“I’m thinking about my sister. In her need to blame an outside force for what happened to our lives, she fastened irrationally on Luke Campbell. I can still see the hatred working under her rigidly calm expression when our conversation shifts to him.
“But it didn’t start with Luke. It started with a basset hound named Maude who chased a squirrel into the path of a car.”
Rachel Goddard is a veterinarian. One rainy afternoon Maude is carried into the office and handed off to the surgeon. While Mrs. Coleman is with the doctor, Rachel finds three year-old Kristin Coleman in the reception area, crying inconsolably for her mother.
Rachel holds the little girl and finds herself transported to a moment so clear it is as if she is in it again. Rachel is a child of five, standing in a playgound, trying to calm her three year-old sister, saying over and over, “She’ll come back, she will, please don’t cry.”
From that point Rachel becomes consumed with the need to confront her past, to remember the time when her father died. Her mother, Judith, a psychologist, insists that Rachel was devastated by her father’s death and that it would be damaging for her to resurrect the experience.
Rachel doesn’t understand why there is only one picture of her father, located in her mother’s bedroom.

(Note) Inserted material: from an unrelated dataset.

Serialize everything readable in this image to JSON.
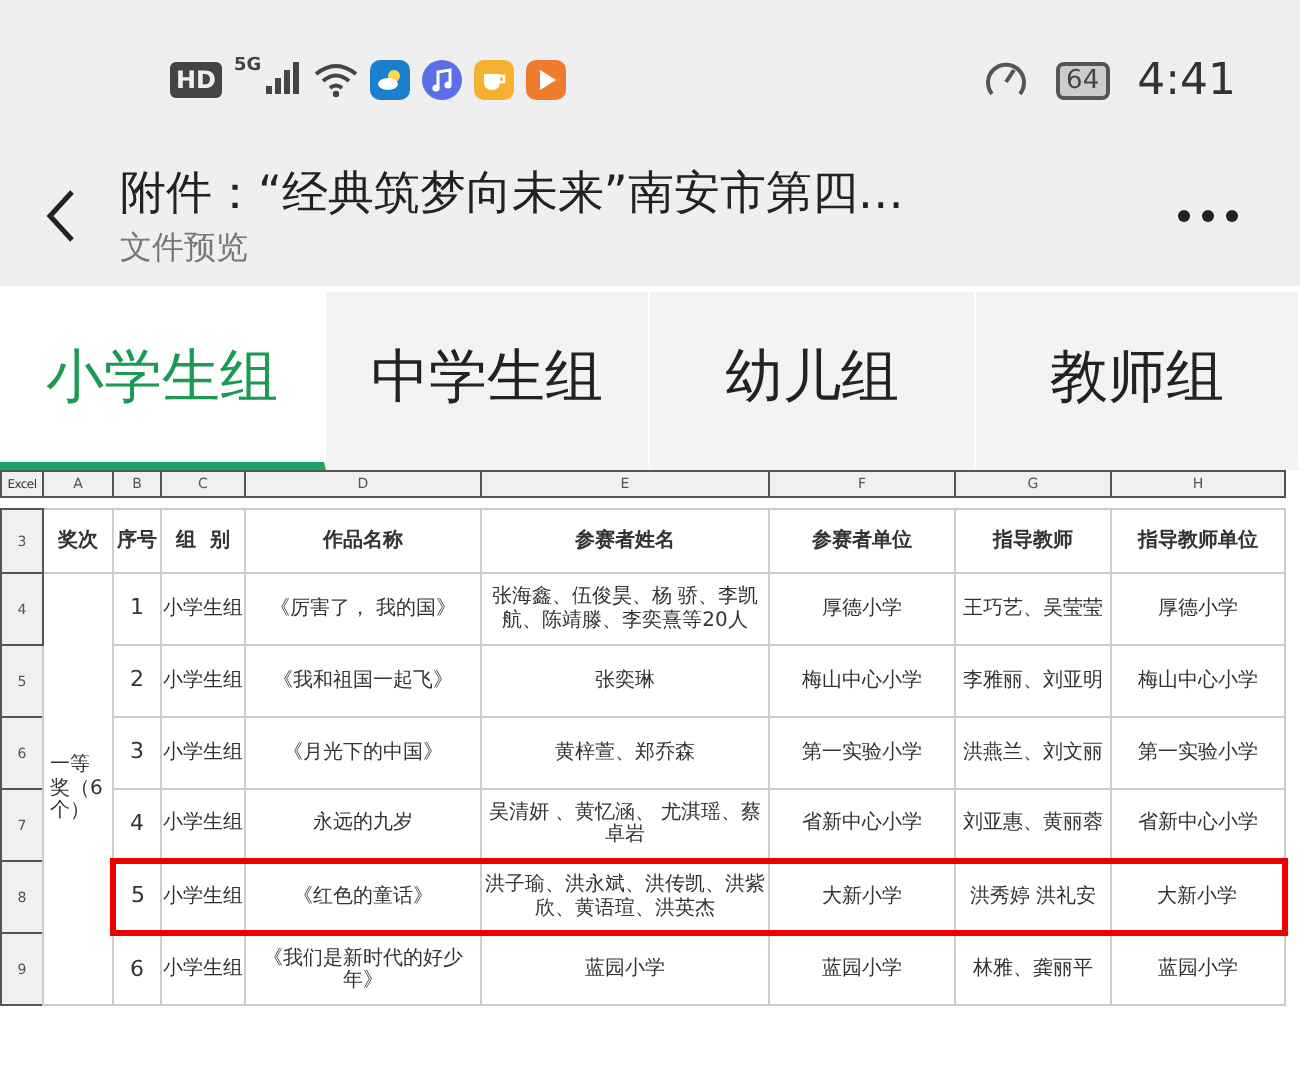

Her sister, Michelle, studying for her doctorate in psychology, agrees with Judith; things in the past belong in the past. But Rachel believes that her mother and her sister are working together to keep things from her. Rachel knows well that she does not have the bond with her mother that Michelle does and she starts to question her place in their family of three.
The family rift becomes more obvious when Rachel enters a relationship with her boss and co-worker, Luke Campbell. Judith hates Luke from the moment they meet and Rachel is torn between her mother and this man she is learning to trust.
HEAT OF THE MOON is a psychological thriller and a lengthy review carries the danger of revealing too much. I read the first page and didn’t put the book down until I had finished the last page. I look forward to reading the next two books in the series.
I would not have discovered Sandra Parshall if Leighton Gage had not told me about DorothyL.